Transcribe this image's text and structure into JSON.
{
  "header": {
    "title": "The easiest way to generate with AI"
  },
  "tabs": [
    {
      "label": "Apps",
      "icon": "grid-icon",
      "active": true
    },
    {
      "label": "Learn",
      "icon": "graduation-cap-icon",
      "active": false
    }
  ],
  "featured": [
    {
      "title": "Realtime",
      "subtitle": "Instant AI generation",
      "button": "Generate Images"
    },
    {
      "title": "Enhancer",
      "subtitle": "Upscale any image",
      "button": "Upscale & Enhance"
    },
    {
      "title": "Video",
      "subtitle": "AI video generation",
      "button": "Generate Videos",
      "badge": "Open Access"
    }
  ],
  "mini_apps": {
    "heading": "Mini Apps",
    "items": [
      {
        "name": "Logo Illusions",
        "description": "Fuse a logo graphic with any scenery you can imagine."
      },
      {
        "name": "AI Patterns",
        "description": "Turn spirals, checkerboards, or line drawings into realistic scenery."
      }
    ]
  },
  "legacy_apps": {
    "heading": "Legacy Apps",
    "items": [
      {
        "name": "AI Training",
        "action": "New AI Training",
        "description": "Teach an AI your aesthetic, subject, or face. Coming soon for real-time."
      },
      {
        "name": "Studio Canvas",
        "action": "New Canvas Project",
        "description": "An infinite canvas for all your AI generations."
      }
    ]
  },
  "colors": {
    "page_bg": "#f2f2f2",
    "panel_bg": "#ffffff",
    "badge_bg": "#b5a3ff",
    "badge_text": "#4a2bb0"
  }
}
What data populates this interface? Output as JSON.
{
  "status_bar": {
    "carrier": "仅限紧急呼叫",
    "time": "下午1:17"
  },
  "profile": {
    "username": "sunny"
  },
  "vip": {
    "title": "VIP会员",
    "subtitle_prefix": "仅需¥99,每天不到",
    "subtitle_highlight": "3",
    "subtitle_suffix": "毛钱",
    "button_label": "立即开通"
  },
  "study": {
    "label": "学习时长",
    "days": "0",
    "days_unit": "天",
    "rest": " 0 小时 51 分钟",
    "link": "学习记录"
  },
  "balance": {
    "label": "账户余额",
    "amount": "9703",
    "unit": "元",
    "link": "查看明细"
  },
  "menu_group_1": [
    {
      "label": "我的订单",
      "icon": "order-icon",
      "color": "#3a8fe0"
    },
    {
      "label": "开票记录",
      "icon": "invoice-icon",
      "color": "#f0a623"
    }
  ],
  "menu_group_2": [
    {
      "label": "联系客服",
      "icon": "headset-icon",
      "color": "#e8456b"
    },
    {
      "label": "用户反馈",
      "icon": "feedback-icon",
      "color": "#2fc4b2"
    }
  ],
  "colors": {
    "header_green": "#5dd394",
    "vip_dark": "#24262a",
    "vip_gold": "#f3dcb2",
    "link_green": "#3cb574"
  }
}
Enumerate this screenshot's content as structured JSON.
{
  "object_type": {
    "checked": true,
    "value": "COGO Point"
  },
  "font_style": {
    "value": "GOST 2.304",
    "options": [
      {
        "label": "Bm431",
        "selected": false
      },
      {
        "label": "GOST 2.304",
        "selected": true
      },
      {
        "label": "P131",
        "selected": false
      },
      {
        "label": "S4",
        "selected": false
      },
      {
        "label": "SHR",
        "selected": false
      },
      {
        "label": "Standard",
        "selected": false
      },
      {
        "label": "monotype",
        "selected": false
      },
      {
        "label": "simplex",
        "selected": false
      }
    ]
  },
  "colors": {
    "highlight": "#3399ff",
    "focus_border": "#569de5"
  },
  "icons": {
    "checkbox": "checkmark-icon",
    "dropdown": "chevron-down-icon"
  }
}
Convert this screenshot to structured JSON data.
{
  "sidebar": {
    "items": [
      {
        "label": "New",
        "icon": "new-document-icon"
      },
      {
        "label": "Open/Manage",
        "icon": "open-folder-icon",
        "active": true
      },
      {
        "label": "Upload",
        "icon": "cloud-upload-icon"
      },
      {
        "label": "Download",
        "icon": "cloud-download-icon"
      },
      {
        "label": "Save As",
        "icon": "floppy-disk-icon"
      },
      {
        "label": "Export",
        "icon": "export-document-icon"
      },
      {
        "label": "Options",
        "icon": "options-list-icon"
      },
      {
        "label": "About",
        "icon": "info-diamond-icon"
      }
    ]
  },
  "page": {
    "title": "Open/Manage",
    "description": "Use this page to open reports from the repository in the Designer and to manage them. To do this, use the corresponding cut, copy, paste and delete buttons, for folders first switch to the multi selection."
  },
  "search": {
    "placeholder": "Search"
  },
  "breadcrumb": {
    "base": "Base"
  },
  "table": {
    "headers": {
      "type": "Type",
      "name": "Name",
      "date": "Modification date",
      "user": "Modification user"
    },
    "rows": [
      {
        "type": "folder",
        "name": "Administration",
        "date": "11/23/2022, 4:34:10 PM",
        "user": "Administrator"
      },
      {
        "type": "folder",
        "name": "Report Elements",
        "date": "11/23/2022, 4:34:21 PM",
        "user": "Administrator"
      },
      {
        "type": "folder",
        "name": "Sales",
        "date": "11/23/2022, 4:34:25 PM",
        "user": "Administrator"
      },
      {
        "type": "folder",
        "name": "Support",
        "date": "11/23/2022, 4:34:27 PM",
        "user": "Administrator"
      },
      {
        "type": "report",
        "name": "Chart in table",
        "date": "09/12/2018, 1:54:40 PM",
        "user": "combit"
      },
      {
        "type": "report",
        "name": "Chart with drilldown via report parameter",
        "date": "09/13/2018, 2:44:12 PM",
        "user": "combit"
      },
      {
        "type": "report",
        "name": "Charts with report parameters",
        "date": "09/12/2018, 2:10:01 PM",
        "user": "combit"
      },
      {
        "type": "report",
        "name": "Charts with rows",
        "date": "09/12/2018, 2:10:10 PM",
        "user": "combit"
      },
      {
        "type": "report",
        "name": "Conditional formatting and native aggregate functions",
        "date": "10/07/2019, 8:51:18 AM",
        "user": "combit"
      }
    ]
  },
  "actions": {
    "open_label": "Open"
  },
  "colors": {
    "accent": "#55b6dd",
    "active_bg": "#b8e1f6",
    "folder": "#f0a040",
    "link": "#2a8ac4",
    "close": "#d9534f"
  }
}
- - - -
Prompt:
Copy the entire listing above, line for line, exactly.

Reply to the exercise:
Transcribe this image's text and structure into JSON.
{
  "header": {
    "title": "The easiest way to generate with AI"
  },
  "tabs": [
    {
      "label": "Apps",
      "icon": "grid-icon",
      "active": true
    },
    {
      "label": "Learn",
      "icon": "graduation-cap-icon",
      "active": false
    }
  ],
  "featured": [
    {
      "title": "Realtime",
      "subtitle": "Instant AI generation",
      "button": "Generate Images"
    },
    {
      "title": "Enhancer",
      "subtitle": "Upscale any image",
      "button": "Upscale & Enhance"
    },
    {
      "title": "Video",
      "subtitle": "AI video generation",
      "button": "Generate Videos",
      "badge": "Open Access"
    }
  ],
  "mini_apps": {
    "heading": "Mini Apps",
    "items": [
      {
        "name": "Logo Illusions",
        "description": "Fuse a logo graphic with any scenery you can imagine."
      },
      {
        "name": "AI Patterns",
        "description": "Turn spirals, checkerboards, or line drawings into realistic scenery."
      }
    ]
  },
  "legacy_apps": {
    "heading": "Legacy Apps",
    "items": [
      {
        "name": "AI Training",
        "action": "New AI Training",
        "description": "Teach an AI your aesthetic, subject, or face. Coming soon for real-time."
      },
      {
        "name": "Studio Canvas",
        "action": "New Canvas Project",
        "description": "An infinite canvas for all your AI generations."
      }
    ]
  },
  "colors": {
    "page_bg": "#f2f2f2",
    "panel_bg": "#ffffff",
    "badge_bg": "#b5a3ff",
    "badge_text": "#4a2bb0"
  }
}
What data populates this interface? Output as JSON.
{
  "status_bar": {
    "carrier": "仅限紧急呼叫",
    "time": "下午1:17"
  },
  "profile": {
    "username": "sunny"
  },
  "vip": {
    "title": "VIP会员",
    "subtitle_prefix": "仅需¥99,每天不到",
    "subtitle_highlight": "3",
    "subtitle_suffix": "毛钱",
    "button_label": "立即开通"
  },
  "study": {
    "label": "学习时长",
    "days": "0",
    "days_unit": "天",
    "rest": " 0 小时 51 分钟",
    "link": "学习记录"
  },
  "balance": {
    "label": "账户余额",
    "amount": "9703",
    "unit": "元",
    "link": "查看明细"
  },
  "menu_group_1": [
    {
      "label": "我的订单",
      "icon": "order-icon",
      "color": "#3a8fe0"
    },
    {
      "label": "开票记录",
      "icon": "invoice-icon",
      "color": "#f0a623"
    }
  ],
  "menu_group_2": [
    {
      "label": "联系客服",
      "icon": "headset-icon",
      "color": "#e8456b"
    },
    {
      "label": "用户反馈",
      "icon": "feedback-icon",
      "color": "#2fc4b2"
    }
  ],
  "colors": {
    "header_green": "#5dd394",
    "vip_dark": "#24262a",
    "vip_gold": "#f3dcb2",
    "link_green": "#3cb574"
  }
}
Enumerate this screenshot's content as structured JSON.
{
  "object_type": {
    "checked": true,
    "value": "COGO Point"
  },
  "font_style": {
    "value": "GOST 2.304",
    "options": [
      {
        "label": "Bm431",
        "selected": false
      },
      {
        "label": "GOST 2.304",
        "selected": true
      },
      {
        "label": "P131",
        "selected": false
      },
      {
        "label": "S4",
        "selected": false
      },
      {
        "label": "SHR",
        "selected": false
      },
      {
        "label": "Standard",
        "selected": false
      },
      {
        "label": "monotype",
        "selected": false
      },
      {
        "label": "simplex",
        "selected": false
      }
    ]
  },
  "colors": {
    "highlight": "#3399ff",
    "focus_border": "#569de5"
  },
  "icons": {
    "checkbox": "checkmark-icon",
    "dropdown": "chevron-down-icon"
  }
}
Convert this screenshot to structured JSON data.
{
  "sidebar": {
    "items": [
      {
        "label": "New",
        "icon": "new-document-icon"
      },
      {
        "label": "Open/Manage",
        "icon": "open-folder-icon",
        "active": true
      },
      {
        "label": "Upload",
        "icon": "cloud-upload-icon"
      },
      {
        "label": "Download",
        "icon": "cloud-download-icon"
      },
      {
        "label": "Save As",
        "icon": "floppy-disk-icon"
      },
      {
        "label": "Export",
        "icon": "export-document-icon"
      },
      {
        "label": "Options",
        "icon": "options-list-icon"
      },
      {
        "label": "About",
        "icon": "info-diamond-icon"
      }
    ]
  },
  "page": {
    "title": "Open/Manage",
    "description": "Use this page to open reports from the repository in the Designer and to manage them. To do this, use the corresponding cut, copy, paste and delete buttons, for folders first switch to the multi selection."
  },
  "search": {
    "placeholder": "Search"
  },
  "breadcrumb": {
    "base": "Base"
  },
  "table": {
    "headers": {
      "type": "Type",
      "name": "Name",
      "date": "Modification date",
      "user": "Modification user"
    },
    "rows": [
      {
        "type": "folder",
        "name": "Administration",
        "date": "11/23/2022, 4:34:10 PM",
        "user": "Administrator"
      },
      {
        "type": "folder",
        "name": "Report Elements",
        "date": "11/23/2022, 4:34:21 PM",
        "user": "Administrator"
      },
      {
        "type": "folder",
        "name": "Sales",
        "date": "11/23/2022, 4:34:25 PM",
        "user": "Administrator"
      },
      {
        "type": "folder",
        "name": "Support",
        "date": "11/23/2022, 4:34:27 PM",
        "user": "Administrator"
      },
      {
        "type": "report",
        "name": "Chart in table",
        "date": "09/12/2018, 1:54:40 PM",
        "user": "combit"
      },
      {
        "type": "report",
        "name": "Chart with drilldown via report parameter",
        "date": "09/13/2018, 2:44:12 PM",
        "user": "combit"
      },
      {
        "type": "report",
        "name": "Charts with report parameters",
        "date": "09/12/2018, 2:10:01 PM",
        "user": "combit"
      },
      {
        "type": "report",
        "name": "Charts with rows",
        "date": "09/12/2018, 2:10:10 PM",
        "user": "combit"
      },
      {
        "type": "report",
        "name": "Conditional formatting and native aggregate functions",
        "date": "10/07/2019, 8:51:18 AM",
        "user": "combit"
      }
    ]
  },
  "actions": {
    "open_label": "Open"
  },
  "colors": {
    "accent": "#55b6dd",
    "active_bg": "#b8e1f6",
    "folder": "#f0a040",
    "link": "#2a8ac4",
    "close": "#d9534f"
  }
}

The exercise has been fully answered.